An unknown author once said, “Getting over a painful experience is much like crossing monkey bars. You have to let go at some point in order to move forward.” Moving to a new home can offer a key to your own growth. While you will always honor the memory of your loved one, moving can be a way to honor yourself by saying “yes” to your future.


Deciding to Downsize


If you choose to downsize, there will not only be financial benefits, but by simplifying your life, you’ll also be able to focus more on your future. Also, moving closer to friends or family you grew up with can be very comforting. There is something to be said for not having to face painful places on a daily basis. What’s more, a change of scenery can bring with it a fresh new perspective and the hope of reinventing yourself.

Managing the Move


Relocating can be a very difficult process, even when you’re not faced with grief. With that in mind, it’s important to develop a game plan before you get started.

  1. Identify your goal. Is it to move closer to family? Is it to downsize for financial reasons? Grief counselors recommend that it’s best not to make any major decisions for at least six to 12 months after your loss.
  2. Get an idea of how much your home is worth by using a home cost calculator or consulting free websites that list your home’s value. While these websites offer great estimates, you’ll need to consult with realtors in your area for the best accuracy.
  3. Find a realtor you feel comfortable with who will market your home to get the most bang for your buck. You’ll also need to find a realtor in the area where you’re moving. Talk with several until you find one who clicks with you and understands your needs.
  4. One of the best gifts you can give yourself is to hire help. You can start by hiring a cleaning service to give your home a deep cleaning before you move out. In the St. Paul area, a maid service charges $121 to $219 on average. Next, hire a professional moving service. What would take you weeks will take them only a few days, and your beloved belongings are much less apt to break due to insufficient packaging. Check online reviews before signing a contract (it’ll usually cost your around $25 an hour for each mover). Moving.com offers tips on hiring a moving company.
  5. One of the most difficult challenges you’ll face is deciding what to do with your loved one’s belongings. Releasing some of these items is all part of the grieving process towards healing. If doing this on your own feels too overwhelming, enlist the help of your most supportive friend. This is a time to be extra gentle and patient with yourself. Unless there is a strict timeline for your move, go at your own pace.

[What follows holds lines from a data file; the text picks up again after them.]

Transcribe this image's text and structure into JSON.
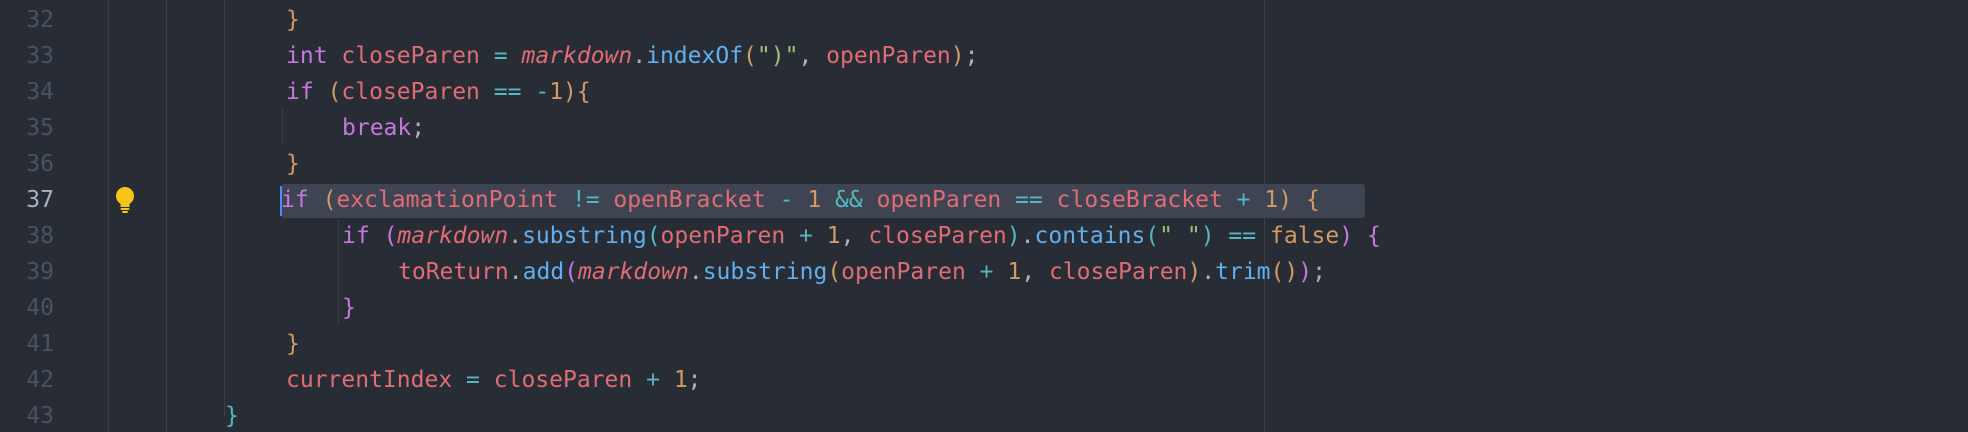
{
  "editor": {
    "active_line": "37",
    "lines": [
      {
        "num": "32",
        "tokens": [
          [
            "}",
            "b1"
          ]
        ]
      },
      {
        "num": "33",
        "tokens": [
          [
            "int",
            "k"
          ],
          [
            " ",
            "p"
          ],
          [
            "closeParen",
            "v"
          ],
          [
            " ",
            "p"
          ],
          [
            "=",
            "o"
          ],
          [
            " ",
            "p"
          ],
          [
            "markdown",
            "i"
          ],
          [
            ".",
            "p"
          ],
          [
            "indexOf",
            "f"
          ],
          [
            "(",
            "b1"
          ],
          [
            "\")\"",
            "s"
          ],
          [
            ", ",
            "p"
          ],
          [
            "openParen",
            "v"
          ],
          [
            ")",
            "b1"
          ],
          [
            ";",
            "p"
          ]
        ]
      },
      {
        "num": "34",
        "tokens": [
          [
            "if",
            "k"
          ],
          [
            " ",
            "p"
          ],
          [
            "(",
            "b1"
          ],
          [
            "closeParen",
            "v"
          ],
          [
            " ",
            "p"
          ],
          [
            "==",
            "o"
          ],
          [
            " ",
            "p"
          ],
          [
            "-",
            "o"
          ],
          [
            "1",
            "n"
          ],
          [
            ")",
            "b1"
          ],
          [
            "{",
            "b1"
          ]
        ]
      },
      {
        "num": "35",
        "tokens": [
          [
            "break",
            "k"
          ],
          [
            ";",
            "p"
          ]
        ]
      },
      {
        "num": "36",
        "tokens": [
          [
            "}",
            "b1"
          ]
        ]
      },
      {
        "num": "37",
        "tokens": [
          [
            "if",
            "k"
          ],
          [
            " ",
            "p"
          ],
          [
            "(",
            "b1"
          ],
          [
            "exclamationPoint",
            "v"
          ],
          [
            " ",
            "p"
          ],
          [
            "!=",
            "o"
          ],
          [
            " ",
            "p"
          ],
          [
            "openBracket",
            "v"
          ],
          [
            " ",
            "p"
          ],
          [
            "-",
            "o"
          ],
          [
            " ",
            "p"
          ],
          [
            "1",
            "n"
          ],
          [
            " ",
            "p"
          ],
          [
            "&&",
            "o"
          ],
          [
            " ",
            "p"
          ],
          [
            "openParen",
            "v"
          ],
          [
            " ",
            "p"
          ],
          [
            "==",
            "o"
          ],
          [
            " ",
            "p"
          ],
          [
            "closeBracket",
            "v"
          ],
          [
            " ",
            "p"
          ],
          [
            "+",
            "o"
          ],
          [
            " ",
            "p"
          ],
          [
            "1",
            "n"
          ],
          [
            ")",
            "b1"
          ],
          [
            " ",
            "p"
          ],
          [
            "{",
            "b1"
          ]
        ]
      },
      {
        "num": "38",
        "tokens": [
          [
            "if",
            "k"
          ],
          [
            " ",
            "p"
          ],
          [
            "(",
            "b2"
          ],
          [
            "markdown",
            "i"
          ],
          [
            ".",
            "p"
          ],
          [
            "substring",
            "f"
          ],
          [
            "(",
            "b3"
          ],
          [
            "openParen",
            "v"
          ],
          [
            " ",
            "p"
          ],
          [
            "+",
            "o"
          ],
          [
            " ",
            "p"
          ],
          [
            "1",
            "n"
          ],
          [
            ", ",
            "p"
          ],
          [
            "closeParen",
            "v"
          ],
          [
            ")",
            "b3"
          ],
          [
            ".",
            "p"
          ],
          [
            "contains",
            "f"
          ],
          [
            "(",
            "b3"
          ],
          [
            "\" \"",
            "s"
          ],
          [
            ")",
            "b3"
          ],
          [
            " ",
            "p"
          ],
          [
            "==",
            "o"
          ],
          [
            " ",
            "p"
          ],
          [
            "false",
            "n"
          ],
          [
            ")",
            "b2"
          ],
          [
            " ",
            "p"
          ],
          [
            "{",
            "b2"
          ]
        ]
      },
      {
        "num": "39",
        "tokens": [
          [
            "toReturn",
            "v"
          ],
          [
            ".",
            "p"
          ],
          [
            "add",
            "f"
          ],
          [
            "(",
            "b2"
          ],
          [
            "markdown",
            "i"
          ],
          [
            ".",
            "p"
          ],
          [
            "substring",
            "f"
          ],
          [
            "(",
            "b1"
          ],
          [
            "openParen",
            "v"
          ],
          [
            " ",
            "p"
          ],
          [
            "+",
            "o"
          ],
          [
            " ",
            "p"
          ],
          [
            "1",
            "n"
          ],
          [
            ", ",
            "p"
          ],
          [
            "closeParen",
            "v"
          ],
          [
            ")",
            "b1"
          ],
          [
            ".",
            "p"
          ],
          [
            "trim",
            "f"
          ],
          [
            "(",
            "b1"
          ],
          [
            ")",
            "b1"
          ],
          [
            ")",
            "b2"
          ],
          [
            ";",
            "p"
          ]
        ]
      },
      {
        "num": "40",
        "tokens": [
          [
            "}",
            "b2"
          ]
        ]
      },
      {
        "num": "41",
        "tokens": [
          [
            "}",
            "b1"
          ]
        ]
      },
      {
        "num": "42",
        "tokens": [
          [
            "currentIndex",
            "v"
          ],
          [
            " ",
            "p"
          ],
          [
            "=",
            "o"
          ],
          [
            " ",
            "p"
          ],
          [
            "closeParen",
            "v"
          ],
          [
            " ",
            "p"
          ],
          [
            "+",
            "o"
          ],
          [
            " ",
            "p"
          ],
          [
            "1",
            "n"
          ],
          [
            ";",
            "p"
          ]
        ]
      },
      {
        "num": "43",
        "tokens": [
          [
            "}",
            "b3"
          ]
        ]
      }
    ]
  },
  "icons": {
    "gutter_hint": "lightbulb-icon"
  },
  "colors": {
    "background": "#282c34",
    "line_highlight": "#3e4451",
    "cursor": "#528bff",
    "lightbulb": "#f5c518"
  }
}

Consider giving a few friends and family members some of your loved one’s treasures. Giving some items to your loved one’s favorite charity or one you feel he or she would like is another option. Some find the act of repurposing objects very comforting. For example, you could make a memorial quilt from your loved one’s clothes.
Whether your reasons for moving are for emotional, practical, or financial purposes, kudos to you for taking this important next step. Grief is a process; it is not a place where we are to stay forever. Just as God allowed the children of Israel a time of mourning but then eventually told them to get up and move on, He will guide you as well. In your journey through grief, remember that “Weeping may endure for a night, but joy comes in the morning.” (Psalm 30:5 NIV) Right now, you may feel like you’ll never be happy again, but as a believer, you can have hope even in the midst of sorrow. While you will always carry your loved one in your heart, may you begin to create beautiful new memories in your new home.